Prompt. Scan the listing below. Return every line containing the string "details".

Task input.
----------

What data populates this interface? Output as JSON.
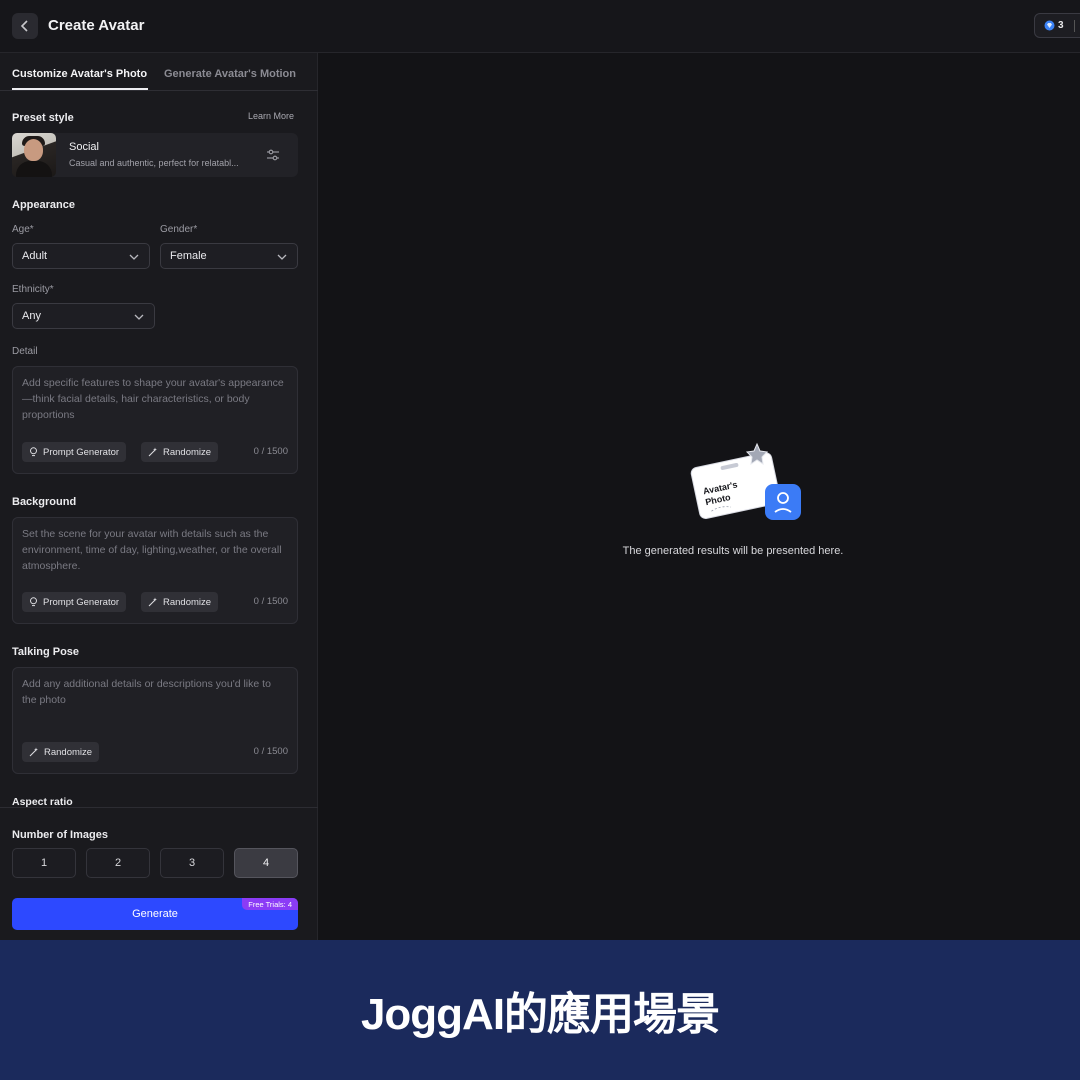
{
  "header": {
    "title": "Create Avatar",
    "credits": "3"
  },
  "tabs": [
    {
      "label": "Customize Avatar's Photo",
      "active": true
    },
    {
      "label": "Generate Avatar's Motion",
      "active": false
    }
  ],
  "preset": {
    "section_label": "Preset style",
    "learn_more": "Learn More",
    "name": "Social",
    "description": "Casual and authentic, perfect for relatabl..."
  },
  "appearance": {
    "section_label": "Appearance",
    "age_label": "Age*",
    "age_value": "Adult",
    "gender_label": "Gender*",
    "gender_value": "Female",
    "ethnicity_label": "Ethnicity*",
    "ethnicity_value": "Any",
    "detail_label": "Detail",
    "detail_placeholder": "Add specific features to shape your avatar's appearance—think facial details, hair characteristics, or body proportions",
    "prompt_generator": "Prompt Generator",
    "randomize": "Randomize",
    "counter": "0 / 1500"
  },
  "background": {
    "section_label": "Background",
    "placeholder": "Set the scene for your avatar with details such as the environment, time of day, lighting,weather, or the overall atmosphere.",
    "prompt_generator": "Prompt Generator",
    "randomize": "Randomize",
    "counter": "0 / 1500"
  },
  "talking_pose": {
    "section_label": "Talking Pose",
    "placeholder": "Add any additional details or descriptions you'd like to the photo",
    "randomize": "Randomize",
    "counter": "0 / 1500"
  },
  "aspect_ratio": {
    "section_label": "Aspect ratio"
  },
  "number_of_images": {
    "section_label": "Number of Images",
    "options": [
      "1",
      "2",
      "3",
      "4"
    ],
    "selected": "4"
  },
  "generate": {
    "label": "Generate",
    "badge": "Free Trials: 4"
  },
  "results": {
    "illustration_label": "Avatar's Photo",
    "empty_message": "The generated results will be presented here."
  },
  "banner": {
    "text": "JoggAI的應用場景"
  },
  "colors": {
    "accent": "#2d49ff",
    "badge": "#8b3cf6",
    "banner_bg": "#1b2a5c"
  }
}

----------

Solution below.
    "detail_placeholder": "Add specific features to shape your avatar's appearance—think facial details, hair characteristics, or body proportions",
    "placeholder": "Set the scene for your avatar with details such as the environment, time of day, lighting,weather, or the overall atmosphere.",
    "placeholder": "Add any additional details or descriptions you'd like to the photo",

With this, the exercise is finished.